━━━ EXERCISE MATERIAL
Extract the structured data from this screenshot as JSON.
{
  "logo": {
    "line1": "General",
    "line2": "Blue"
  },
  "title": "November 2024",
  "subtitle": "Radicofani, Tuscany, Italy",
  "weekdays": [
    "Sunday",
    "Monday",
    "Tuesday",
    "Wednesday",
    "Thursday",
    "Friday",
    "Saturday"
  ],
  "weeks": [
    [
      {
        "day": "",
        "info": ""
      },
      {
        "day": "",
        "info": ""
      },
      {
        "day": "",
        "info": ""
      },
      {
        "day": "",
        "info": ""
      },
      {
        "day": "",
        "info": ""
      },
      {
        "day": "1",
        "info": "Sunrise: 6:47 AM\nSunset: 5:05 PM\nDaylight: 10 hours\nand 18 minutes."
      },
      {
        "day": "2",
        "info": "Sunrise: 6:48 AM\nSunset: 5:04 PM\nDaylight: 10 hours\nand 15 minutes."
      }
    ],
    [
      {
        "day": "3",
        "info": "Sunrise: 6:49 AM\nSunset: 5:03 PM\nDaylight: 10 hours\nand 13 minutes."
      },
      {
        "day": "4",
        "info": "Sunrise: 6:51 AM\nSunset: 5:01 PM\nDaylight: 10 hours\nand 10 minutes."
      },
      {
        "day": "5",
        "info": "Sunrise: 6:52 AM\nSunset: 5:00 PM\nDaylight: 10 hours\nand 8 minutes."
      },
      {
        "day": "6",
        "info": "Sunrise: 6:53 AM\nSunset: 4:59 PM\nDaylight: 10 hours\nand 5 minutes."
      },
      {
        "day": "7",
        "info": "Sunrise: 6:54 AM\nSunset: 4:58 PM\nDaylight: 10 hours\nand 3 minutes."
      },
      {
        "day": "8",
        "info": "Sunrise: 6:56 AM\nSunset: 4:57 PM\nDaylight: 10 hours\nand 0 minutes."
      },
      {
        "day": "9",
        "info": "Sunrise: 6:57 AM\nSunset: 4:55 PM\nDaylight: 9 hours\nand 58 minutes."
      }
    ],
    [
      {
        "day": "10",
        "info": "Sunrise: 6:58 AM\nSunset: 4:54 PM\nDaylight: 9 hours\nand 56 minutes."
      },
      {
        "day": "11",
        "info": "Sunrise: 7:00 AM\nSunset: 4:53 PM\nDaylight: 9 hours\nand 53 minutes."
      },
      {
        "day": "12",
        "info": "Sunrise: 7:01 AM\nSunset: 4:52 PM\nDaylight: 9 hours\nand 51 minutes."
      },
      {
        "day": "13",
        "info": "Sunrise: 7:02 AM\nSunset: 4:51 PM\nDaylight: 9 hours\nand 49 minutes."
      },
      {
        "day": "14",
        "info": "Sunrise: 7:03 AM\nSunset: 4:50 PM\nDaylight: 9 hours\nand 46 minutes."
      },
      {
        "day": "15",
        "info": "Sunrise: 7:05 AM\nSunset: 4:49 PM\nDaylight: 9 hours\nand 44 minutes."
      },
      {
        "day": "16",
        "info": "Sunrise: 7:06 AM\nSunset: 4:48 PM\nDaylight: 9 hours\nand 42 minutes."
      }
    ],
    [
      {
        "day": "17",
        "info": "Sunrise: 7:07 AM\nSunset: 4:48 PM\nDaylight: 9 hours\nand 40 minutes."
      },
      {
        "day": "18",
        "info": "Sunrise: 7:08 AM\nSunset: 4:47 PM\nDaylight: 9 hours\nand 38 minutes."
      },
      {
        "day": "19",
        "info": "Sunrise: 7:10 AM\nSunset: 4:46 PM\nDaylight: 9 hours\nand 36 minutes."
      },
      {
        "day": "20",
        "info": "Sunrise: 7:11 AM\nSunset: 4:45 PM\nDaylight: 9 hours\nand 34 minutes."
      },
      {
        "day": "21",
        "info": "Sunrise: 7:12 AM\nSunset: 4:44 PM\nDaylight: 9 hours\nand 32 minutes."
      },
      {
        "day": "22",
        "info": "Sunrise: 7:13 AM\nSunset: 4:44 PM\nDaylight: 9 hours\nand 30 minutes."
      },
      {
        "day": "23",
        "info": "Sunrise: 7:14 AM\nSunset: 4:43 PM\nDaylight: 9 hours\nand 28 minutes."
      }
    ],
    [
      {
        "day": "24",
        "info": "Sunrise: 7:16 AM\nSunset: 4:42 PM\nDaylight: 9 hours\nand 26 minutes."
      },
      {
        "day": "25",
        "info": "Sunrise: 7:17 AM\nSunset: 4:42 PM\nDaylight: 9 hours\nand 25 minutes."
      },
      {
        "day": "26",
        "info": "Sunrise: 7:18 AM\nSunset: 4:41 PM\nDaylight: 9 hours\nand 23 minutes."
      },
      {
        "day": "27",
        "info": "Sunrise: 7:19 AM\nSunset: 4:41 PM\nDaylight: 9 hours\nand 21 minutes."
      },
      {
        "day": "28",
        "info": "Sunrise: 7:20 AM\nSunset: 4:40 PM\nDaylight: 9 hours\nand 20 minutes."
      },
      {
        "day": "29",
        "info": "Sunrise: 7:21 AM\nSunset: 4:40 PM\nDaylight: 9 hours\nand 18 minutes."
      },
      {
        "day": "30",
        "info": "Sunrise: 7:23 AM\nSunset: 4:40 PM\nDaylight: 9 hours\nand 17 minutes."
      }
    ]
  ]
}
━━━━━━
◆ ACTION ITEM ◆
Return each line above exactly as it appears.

◆ OUTPUT OF THE TASK ◆
Extract the structured data from this screenshot as JSON.
{
  "logo": {
    "line1": "General",
    "line2": "Blue"
  },
  "title": "November 2024",
  "subtitle": "Radicofani, Tuscany, Italy",
  "weekdays": [
    "Sunday",
    "Monday",
    "Tuesday",
    "Wednesday",
    "Thursday",
    "Friday",
    "Saturday"
  ],
  "weeks": [
    [
      {
        "day": "",
        "info": ""
      },
      {
        "day": "",
        "info": ""
      },
      {
        "day": "",
        "info": ""
      },
      {
        "day": "",
        "info": ""
      },
      {
        "day": "",
        "info": ""
      },
      {
        "day": "1",
        "info": "Sunrise: 6:47 AM\nSunset: 5:05 PM\nDaylight: 10 hours\nand 18 minutes."
      },
      {
        "day": "2",
        "info": "Sunrise: 6:48 AM\nSunset: 5:04 PM\nDaylight: 10 hours\nand 15 minutes."
      }
    ],
    [
      {
        "day": "3",
        "info": "Sunrise: 6:49 AM\nSunset: 5:03 PM\nDaylight: 10 hours\nand 13 minutes."
      },
      {
        "day": "4",
        "info": "Sunrise: 6:51 AM\nSunset: 5:01 PM\nDaylight: 10 hours\nand 10 minutes."
      },
      {
        "day": "5",
        "info": "Sunrise: 6:52 AM\nSunset: 5:00 PM\nDaylight: 10 hours\nand 8 minutes."
      },
      {
        "day": "6",
        "info": "Sunrise: 6:53 AM\nSunset: 4:59 PM\nDaylight: 10 hours\nand 5 minutes."
      },
      {
        "day": "7",
        "info": "Sunrise: 6:54 AM\nSunset: 4:58 PM\nDaylight: 10 hours\nand 3 minutes."
      },
      {
        "day": "8",
        "info": "Sunrise: 6:56 AM\nSunset: 4:57 PM\nDaylight: 10 hours\nand 0 minutes."
      },
      {
        "day": "9",
        "info": "Sunrise: 6:57 AM\nSunset: 4:55 PM\nDaylight: 9 hours\nand 58 minutes."
      }
    ],
    [
      {
        "day": "10",
        "info": "Sunrise: 6:58 AM\nSunset: 4:54 PM\nDaylight: 9 hours\nand 56 minutes."
      },
      {
        "day": "11",
        "info": "Sunrise: 7:00 AM\nSunset: 4:53 PM\nDaylight: 9 hours\nand 53 minutes."
      },
      {
        "day": "12",
        "info": "Sunrise: 7:01 AM\nSunset: 4:52 PM\nDaylight: 9 hours\nand 51 minutes."
      },
      {
        "day": "13",
        "info": "Sunrise: 7:02 AM\nSunset: 4:51 PM\nDaylight: 9 hours\nand 49 minutes."
      },
      {
        "day": "14",
        "info": "Sunrise: 7:03 AM\nSunset: 4:50 PM\nDaylight: 9 hours\nand 46 minutes."
      },
      {
        "day": "15",
        "info": "Sunrise: 7:05 AM\nSunset: 4:49 PM\nDaylight: 9 hours\nand 44 minutes."
      },
      {
        "day": "16",
        "info": "Sunrise: 7:06 AM\nSunset: 4:48 PM\nDaylight: 9 hours\nand 42 minutes."
      }
    ],
    [
      {
        "day": "17",
        "info": "Sunrise: 7:07 AM\nSunset: 4:48 PM\nDaylight: 9 hours\nand 40 minutes."
      },
      {
        "day": "18",
        "info": "Sunrise: 7:08 AM\nSunset: 4:47 PM\nDaylight: 9 hours\nand 38 minutes."
      },
      {
        "day": "19",
        "info": "Sunrise: 7:10 AM\nSunset: 4:46 PM\nDaylight: 9 hours\nand 36 minutes."
      },
      {
        "day": "20",
        "info": "Sunrise: 7:11 AM\nSunset: 4:45 PM\nDaylight: 9 hours\nand 34 minutes."
      },
      {
        "day": "21",
        "info": "Sunrise: 7:12 AM\nSunset: 4:44 PM\nDaylight: 9 hours\nand 32 minutes."
      },
      {
        "day": "22",
        "info": "Sunrise: 7:13 AM\nSunset: 4:44 PM\nDaylight: 9 hours\nand 30 minutes."
      },
      {
        "day": "23",
        "info": "Sunrise: 7:14 AM\nSunset: 4:43 PM\nDaylight: 9 hours\nand 28 minutes."
      }
    ],
    [
      {
        "day": "24",
        "info": "Sunrise: 7:16 AM\nSunset: 4:42 PM\nDaylight: 9 hours\nand 26 minutes."
      },
      {
        "day": "25",
        "info": "Sunrise: 7:17 AM\nSunset: 4:42 PM\nDaylight: 9 hours\nand 25 minutes."
      },
      {
        "day": "26",
        "info": "Sunrise: 7:18 AM\nSunset: 4:41 PM\nDaylight: 9 hours\nand 23 minutes."
      },
      {
        "day": "27",
        "info": "Sunrise: 7:19 AM\nSunset: 4:41 PM\nDaylight: 9 hours\nand 21 minutes."
      },
      {
        "day": "28",
        "info": "Sunrise: 7:20 AM\nSunset: 4:40 PM\nDaylight: 9 hours\nand 20 minutes."
      },
      {
        "day": "29",
        "info": "Sunrise: 7:21 AM\nSunset: 4:40 PM\nDaylight: 9 hours\nand 18 minutes."
      },
      {
        "day": "30",
        "info": "Sunrise: 7:23 AM\nSunset: 4:40 PM\nDaylight: 9 hours\nand 17 minutes."
      }
    ]
  ]
}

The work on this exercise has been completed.